- Records for processing:
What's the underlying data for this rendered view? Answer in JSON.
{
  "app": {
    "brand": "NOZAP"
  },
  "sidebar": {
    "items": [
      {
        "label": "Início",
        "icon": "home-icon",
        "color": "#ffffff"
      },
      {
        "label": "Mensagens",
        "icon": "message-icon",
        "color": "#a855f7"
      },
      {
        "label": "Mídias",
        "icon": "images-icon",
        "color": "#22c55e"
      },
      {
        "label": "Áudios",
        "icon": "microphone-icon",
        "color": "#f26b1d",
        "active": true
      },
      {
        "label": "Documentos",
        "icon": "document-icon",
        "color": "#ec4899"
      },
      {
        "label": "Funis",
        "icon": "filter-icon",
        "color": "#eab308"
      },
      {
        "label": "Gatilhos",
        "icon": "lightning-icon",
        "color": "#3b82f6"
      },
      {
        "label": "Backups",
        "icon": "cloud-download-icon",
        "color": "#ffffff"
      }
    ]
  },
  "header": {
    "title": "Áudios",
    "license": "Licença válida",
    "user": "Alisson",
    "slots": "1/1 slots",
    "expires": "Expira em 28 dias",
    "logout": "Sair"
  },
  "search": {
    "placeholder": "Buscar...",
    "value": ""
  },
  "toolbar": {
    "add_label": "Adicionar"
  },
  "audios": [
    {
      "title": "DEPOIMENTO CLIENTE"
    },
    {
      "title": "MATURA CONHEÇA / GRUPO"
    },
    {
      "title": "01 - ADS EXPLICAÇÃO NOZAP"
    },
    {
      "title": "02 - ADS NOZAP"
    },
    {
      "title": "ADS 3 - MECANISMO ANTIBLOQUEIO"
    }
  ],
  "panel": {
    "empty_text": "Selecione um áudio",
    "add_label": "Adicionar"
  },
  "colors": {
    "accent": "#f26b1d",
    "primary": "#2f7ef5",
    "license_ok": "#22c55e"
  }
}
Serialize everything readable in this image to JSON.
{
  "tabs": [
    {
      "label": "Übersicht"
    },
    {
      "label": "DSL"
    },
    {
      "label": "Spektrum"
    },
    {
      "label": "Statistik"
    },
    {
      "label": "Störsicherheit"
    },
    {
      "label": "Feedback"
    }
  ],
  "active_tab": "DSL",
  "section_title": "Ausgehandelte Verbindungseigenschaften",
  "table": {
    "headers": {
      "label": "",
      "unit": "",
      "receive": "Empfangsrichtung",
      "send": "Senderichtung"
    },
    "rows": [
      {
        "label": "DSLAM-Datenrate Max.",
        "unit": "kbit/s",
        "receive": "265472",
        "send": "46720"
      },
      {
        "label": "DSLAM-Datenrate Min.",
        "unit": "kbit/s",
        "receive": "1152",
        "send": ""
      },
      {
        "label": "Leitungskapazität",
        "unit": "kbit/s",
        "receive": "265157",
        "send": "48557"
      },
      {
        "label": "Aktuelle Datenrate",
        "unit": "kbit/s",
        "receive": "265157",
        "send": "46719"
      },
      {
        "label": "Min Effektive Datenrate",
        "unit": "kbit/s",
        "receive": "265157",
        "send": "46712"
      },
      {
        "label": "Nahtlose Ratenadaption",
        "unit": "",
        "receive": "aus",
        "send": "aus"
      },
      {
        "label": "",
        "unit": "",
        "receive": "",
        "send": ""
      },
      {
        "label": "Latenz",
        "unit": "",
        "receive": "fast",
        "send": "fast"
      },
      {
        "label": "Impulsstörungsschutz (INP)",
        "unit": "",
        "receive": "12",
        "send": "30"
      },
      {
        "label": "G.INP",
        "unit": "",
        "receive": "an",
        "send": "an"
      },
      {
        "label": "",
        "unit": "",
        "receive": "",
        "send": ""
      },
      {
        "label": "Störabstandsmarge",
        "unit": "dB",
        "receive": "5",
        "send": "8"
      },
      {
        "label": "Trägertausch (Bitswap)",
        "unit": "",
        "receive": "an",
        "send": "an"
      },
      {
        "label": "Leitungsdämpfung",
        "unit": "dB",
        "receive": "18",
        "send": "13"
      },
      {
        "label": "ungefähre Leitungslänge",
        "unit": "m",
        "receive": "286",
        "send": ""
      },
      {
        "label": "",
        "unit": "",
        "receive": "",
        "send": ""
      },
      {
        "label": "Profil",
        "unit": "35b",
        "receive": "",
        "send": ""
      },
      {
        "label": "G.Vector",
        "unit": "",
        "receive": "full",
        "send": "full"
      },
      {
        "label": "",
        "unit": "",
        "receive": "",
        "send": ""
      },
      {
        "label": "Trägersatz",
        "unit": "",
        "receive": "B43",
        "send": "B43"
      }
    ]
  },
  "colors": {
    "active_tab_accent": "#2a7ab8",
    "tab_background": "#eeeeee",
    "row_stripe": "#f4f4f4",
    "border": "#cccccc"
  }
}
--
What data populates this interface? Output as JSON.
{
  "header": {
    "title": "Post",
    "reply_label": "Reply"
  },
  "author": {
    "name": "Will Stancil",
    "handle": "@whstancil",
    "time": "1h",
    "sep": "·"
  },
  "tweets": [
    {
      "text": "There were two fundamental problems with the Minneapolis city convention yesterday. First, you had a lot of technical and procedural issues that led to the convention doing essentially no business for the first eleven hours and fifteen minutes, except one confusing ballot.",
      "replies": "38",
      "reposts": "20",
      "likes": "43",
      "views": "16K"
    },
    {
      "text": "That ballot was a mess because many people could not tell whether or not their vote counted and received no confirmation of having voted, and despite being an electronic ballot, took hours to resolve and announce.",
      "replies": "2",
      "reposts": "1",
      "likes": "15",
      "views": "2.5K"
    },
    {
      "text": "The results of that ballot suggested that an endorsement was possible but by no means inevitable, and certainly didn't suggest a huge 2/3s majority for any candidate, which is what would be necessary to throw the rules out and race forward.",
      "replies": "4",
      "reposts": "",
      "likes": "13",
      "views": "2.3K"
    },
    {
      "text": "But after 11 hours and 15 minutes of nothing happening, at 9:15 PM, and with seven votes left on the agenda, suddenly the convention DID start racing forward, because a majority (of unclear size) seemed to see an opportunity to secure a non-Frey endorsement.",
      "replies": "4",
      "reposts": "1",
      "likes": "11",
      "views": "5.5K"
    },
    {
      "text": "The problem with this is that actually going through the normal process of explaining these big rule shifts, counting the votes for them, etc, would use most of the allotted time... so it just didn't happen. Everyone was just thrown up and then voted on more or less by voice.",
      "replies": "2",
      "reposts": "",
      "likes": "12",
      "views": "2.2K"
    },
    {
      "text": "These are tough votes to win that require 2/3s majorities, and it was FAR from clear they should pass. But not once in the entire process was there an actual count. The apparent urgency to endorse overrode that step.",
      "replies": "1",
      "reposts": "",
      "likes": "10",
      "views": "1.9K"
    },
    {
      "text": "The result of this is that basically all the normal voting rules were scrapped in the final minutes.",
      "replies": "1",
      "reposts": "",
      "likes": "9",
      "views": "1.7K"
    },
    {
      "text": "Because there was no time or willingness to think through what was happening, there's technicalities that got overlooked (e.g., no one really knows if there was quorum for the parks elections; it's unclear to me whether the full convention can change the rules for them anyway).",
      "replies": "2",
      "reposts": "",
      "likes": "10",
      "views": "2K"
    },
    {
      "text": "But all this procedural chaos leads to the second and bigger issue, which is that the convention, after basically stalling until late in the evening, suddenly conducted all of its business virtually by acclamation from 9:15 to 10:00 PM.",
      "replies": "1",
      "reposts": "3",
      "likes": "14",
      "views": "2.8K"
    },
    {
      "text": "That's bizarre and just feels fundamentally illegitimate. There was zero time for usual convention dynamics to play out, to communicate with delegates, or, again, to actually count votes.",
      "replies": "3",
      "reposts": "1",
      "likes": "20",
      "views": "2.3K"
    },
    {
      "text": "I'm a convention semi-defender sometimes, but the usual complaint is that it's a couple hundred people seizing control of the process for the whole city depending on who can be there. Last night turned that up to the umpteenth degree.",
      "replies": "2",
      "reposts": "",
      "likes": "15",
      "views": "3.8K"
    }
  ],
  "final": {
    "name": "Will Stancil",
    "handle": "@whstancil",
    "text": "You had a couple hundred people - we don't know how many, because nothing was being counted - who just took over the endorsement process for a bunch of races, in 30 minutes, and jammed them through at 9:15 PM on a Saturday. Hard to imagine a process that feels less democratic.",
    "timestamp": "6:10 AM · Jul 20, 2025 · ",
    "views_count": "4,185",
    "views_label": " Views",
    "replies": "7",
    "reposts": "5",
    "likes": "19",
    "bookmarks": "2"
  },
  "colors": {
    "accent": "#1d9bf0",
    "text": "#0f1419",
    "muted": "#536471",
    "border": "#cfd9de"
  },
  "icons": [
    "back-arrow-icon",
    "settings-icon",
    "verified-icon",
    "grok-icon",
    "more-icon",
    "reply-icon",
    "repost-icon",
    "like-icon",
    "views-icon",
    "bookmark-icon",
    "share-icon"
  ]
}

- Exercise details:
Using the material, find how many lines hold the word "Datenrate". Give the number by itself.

- Answer:
4